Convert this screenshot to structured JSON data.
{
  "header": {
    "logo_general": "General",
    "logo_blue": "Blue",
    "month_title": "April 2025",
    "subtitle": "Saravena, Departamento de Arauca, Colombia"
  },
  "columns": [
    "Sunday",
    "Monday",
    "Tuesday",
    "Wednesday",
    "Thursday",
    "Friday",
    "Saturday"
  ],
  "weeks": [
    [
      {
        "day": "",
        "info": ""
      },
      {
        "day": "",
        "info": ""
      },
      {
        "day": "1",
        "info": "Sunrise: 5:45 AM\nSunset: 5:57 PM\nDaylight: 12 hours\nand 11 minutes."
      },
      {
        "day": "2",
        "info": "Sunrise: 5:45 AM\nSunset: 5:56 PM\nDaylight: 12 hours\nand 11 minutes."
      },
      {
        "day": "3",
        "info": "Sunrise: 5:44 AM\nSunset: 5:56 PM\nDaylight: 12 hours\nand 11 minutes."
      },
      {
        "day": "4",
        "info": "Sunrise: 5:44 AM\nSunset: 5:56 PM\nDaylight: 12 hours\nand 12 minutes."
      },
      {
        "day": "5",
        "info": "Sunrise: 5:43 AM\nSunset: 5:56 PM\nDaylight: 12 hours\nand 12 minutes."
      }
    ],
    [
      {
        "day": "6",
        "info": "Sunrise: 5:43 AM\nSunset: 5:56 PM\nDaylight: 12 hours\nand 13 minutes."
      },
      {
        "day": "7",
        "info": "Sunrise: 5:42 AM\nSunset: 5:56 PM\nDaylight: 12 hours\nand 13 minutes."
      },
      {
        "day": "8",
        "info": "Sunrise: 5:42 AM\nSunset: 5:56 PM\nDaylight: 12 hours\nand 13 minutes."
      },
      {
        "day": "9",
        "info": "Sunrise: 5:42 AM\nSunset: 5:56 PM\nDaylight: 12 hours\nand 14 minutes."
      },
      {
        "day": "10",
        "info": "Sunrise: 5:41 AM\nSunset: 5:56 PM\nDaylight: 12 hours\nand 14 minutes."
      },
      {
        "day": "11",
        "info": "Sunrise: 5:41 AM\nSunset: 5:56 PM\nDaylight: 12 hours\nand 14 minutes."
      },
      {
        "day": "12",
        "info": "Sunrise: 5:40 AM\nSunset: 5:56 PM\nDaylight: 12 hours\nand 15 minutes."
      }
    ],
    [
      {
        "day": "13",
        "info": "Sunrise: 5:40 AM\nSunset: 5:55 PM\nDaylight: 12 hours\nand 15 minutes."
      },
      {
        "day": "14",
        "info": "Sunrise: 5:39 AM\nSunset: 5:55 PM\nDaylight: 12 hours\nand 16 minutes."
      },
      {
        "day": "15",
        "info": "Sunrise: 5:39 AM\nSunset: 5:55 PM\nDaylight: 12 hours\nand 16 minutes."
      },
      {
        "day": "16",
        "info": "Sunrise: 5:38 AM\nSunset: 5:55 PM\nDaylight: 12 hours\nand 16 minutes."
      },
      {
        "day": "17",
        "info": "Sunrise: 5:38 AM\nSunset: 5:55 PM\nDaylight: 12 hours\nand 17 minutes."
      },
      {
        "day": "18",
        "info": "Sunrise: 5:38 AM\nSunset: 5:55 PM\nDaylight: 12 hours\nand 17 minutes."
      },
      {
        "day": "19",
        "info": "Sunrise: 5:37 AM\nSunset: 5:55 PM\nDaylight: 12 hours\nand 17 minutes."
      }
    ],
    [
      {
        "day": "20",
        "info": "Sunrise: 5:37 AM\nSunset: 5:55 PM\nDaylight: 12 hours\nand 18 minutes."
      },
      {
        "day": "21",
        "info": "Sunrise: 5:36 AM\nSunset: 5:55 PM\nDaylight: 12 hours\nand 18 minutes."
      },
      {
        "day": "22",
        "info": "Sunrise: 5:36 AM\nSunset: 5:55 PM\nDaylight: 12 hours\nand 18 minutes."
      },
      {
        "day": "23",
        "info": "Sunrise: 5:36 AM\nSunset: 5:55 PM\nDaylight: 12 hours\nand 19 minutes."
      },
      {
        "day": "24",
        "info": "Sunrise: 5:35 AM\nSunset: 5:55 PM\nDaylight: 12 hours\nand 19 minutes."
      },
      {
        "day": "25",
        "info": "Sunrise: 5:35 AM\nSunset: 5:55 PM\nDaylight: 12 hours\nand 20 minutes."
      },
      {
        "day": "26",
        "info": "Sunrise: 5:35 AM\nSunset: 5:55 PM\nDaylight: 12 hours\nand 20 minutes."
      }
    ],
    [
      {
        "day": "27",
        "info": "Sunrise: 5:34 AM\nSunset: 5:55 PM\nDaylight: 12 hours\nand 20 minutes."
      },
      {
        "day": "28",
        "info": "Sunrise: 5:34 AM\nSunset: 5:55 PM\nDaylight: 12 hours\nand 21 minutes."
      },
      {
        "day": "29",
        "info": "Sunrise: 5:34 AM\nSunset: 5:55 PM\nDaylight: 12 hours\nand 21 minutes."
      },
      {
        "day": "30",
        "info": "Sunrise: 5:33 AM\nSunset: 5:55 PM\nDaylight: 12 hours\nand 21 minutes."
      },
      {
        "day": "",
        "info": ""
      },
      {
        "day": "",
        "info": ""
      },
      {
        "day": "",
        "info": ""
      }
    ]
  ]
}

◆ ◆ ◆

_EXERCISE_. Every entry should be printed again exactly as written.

_EXERCISE OUTPUT_.
Convert this screenshot to structured JSON data.
{
  "header": {
    "logo_general": "General",
    "logo_blue": "Blue",
    "month_title": "April 2025",
    "subtitle": "Saravena, Departamento de Arauca, Colombia"
  },
  "columns": [
    "Sunday",
    "Monday",
    "Tuesday",
    "Wednesday",
    "Thursday",
    "Friday",
    "Saturday"
  ],
  "weeks": [
    [
      {
        "day": "",
        "info": ""
      },
      {
        "day": "",
        "info": ""
      },
      {
        "day": "1",
        "info": "Sunrise: 5:45 AM\nSunset: 5:57 PM\nDaylight: 12 hours\nand 11 minutes."
      },
      {
        "day": "2",
        "info": "Sunrise: 5:45 AM\nSunset: 5:56 PM\nDaylight: 12 hours\nand 11 minutes."
      },
      {
        "day": "3",
        "info": "Sunrise: 5:44 AM\nSunset: 5:56 PM\nDaylight: 12 hours\nand 11 minutes."
      },
      {
        "day": "4",
        "info": "Sunrise: 5:44 AM\nSunset: 5:56 PM\nDaylight: 12 hours\nand 12 minutes."
      },
      {
        "day": "5",
        "info": "Sunrise: 5:43 AM\nSunset: 5:56 PM\nDaylight: 12 hours\nand 12 minutes."
      }
    ],
    [
      {
        "day": "6",
        "info": "Sunrise: 5:43 AM\nSunset: 5:56 PM\nDaylight: 12 hours\nand 13 minutes."
      },
      {
        "day": "7",
        "info": "Sunrise: 5:42 AM\nSunset: 5:56 PM\nDaylight: 12 hours\nand 13 minutes."
      },
      {
        "day": "8",
        "info": "Sunrise: 5:42 AM\nSunset: 5:56 PM\nDaylight: 12 hours\nand 13 minutes."
      },
      {
        "day": "9",
        "info": "Sunrise: 5:42 AM\nSunset: 5:56 PM\nDaylight: 12 hours\nand 14 minutes."
      },
      {
        "day": "10",
        "info": "Sunrise: 5:41 AM\nSunset: 5:56 PM\nDaylight: 12 hours\nand 14 minutes."
      },
      {
        "day": "11",
        "info": "Sunrise: 5:41 AM\nSunset: 5:56 PM\nDaylight: 12 hours\nand 14 minutes."
      },
      {
        "day": "12",
        "info": "Sunrise: 5:40 AM\nSunset: 5:56 PM\nDaylight: 12 hours\nand 15 minutes."
      }
    ],
    [
      {
        "day": "13",
        "info": "Sunrise: 5:40 AM\nSunset: 5:55 PM\nDaylight: 12 hours\nand 15 minutes."
      },
      {
        "day": "14",
        "info": "Sunrise: 5:39 AM\nSunset: 5:55 PM\nDaylight: 12 hours\nand 16 minutes."
      },
      {
        "day": "15",
        "info": "Sunrise: 5:39 AM\nSunset: 5:55 PM\nDaylight: 12 hours\nand 16 minutes."
      },
      {
        "day": "16",
        "info": "Sunrise: 5:38 AM\nSunset: 5:55 PM\nDaylight: 12 hours\nand 16 minutes."
      },
      {
        "day": "17",
        "info": "Sunrise: 5:38 AM\nSunset: 5:55 PM\nDaylight: 12 hours\nand 17 minutes."
      },
      {
        "day": "18",
        "info": "Sunrise: 5:38 AM\nSunset: 5:55 PM\nDaylight: 12 hours\nand 17 minutes."
      },
      {
        "day": "19",
        "info": "Sunrise: 5:37 AM\nSunset: 5:55 PM\nDaylight: 12 hours\nand 17 minutes."
      }
    ],
    [
      {
        "day": "20",
        "info": "Sunrise: 5:37 AM\nSunset: 5:55 PM\nDaylight: 12 hours\nand 18 minutes."
      },
      {
        "day": "21",
        "info": "Sunrise: 5:36 AM\nSunset: 5:55 PM\nDaylight: 12 hours\nand 18 minutes."
      },
      {
        "day": "22",
        "info": "Sunrise: 5:36 AM\nSunset: 5:55 PM\nDaylight: 12 hours\nand 18 minutes."
      },
      {
        "day": "23",
        "info": "Sunrise: 5:36 AM\nSunset: 5:55 PM\nDaylight: 12 hours\nand 19 minutes."
      },
      {
        "day": "24",
        "info": "Sunrise: 5:35 AM\nSunset: 5:55 PM\nDaylight: 12 hours\nand 19 minutes."
      },
      {
        "day": "25",
        "info": "Sunrise: 5:35 AM\nSunset: 5:55 PM\nDaylight: 12 hours\nand 20 minutes."
      },
      {
        "day": "26",
        "info": "Sunrise: 5:35 AM\nSunset: 5:55 PM\nDaylight: 12 hours\nand 20 minutes."
      }
    ],
    [
      {
        "day": "27",
        "info": "Sunrise: 5:34 AM\nSunset: 5:55 PM\nDaylight: 12 hours\nand 20 minutes."
      },
      {
        "day": "28",
        "info": "Sunrise: 5:34 AM\nSunset: 5:55 PM\nDaylight: 12 hours\nand 21 minutes."
      },
      {
        "day": "29",
        "info": "Sunrise: 5:34 AM\nSunset: 5:55 PM\nDaylight: 12 hours\nand 21 minutes."
      },
      {
        "day": "30",
        "info": "Sunrise: 5:33 AM\nSunset: 5:55 PM\nDaylight: 12 hours\nand 21 minutes."
      },
      {
        "day": "",
        "info": ""
      },
      {
        "day": "",
        "info": ""
      },
      {
        "day": "",
        "info": ""
      }
    ]
  ]
}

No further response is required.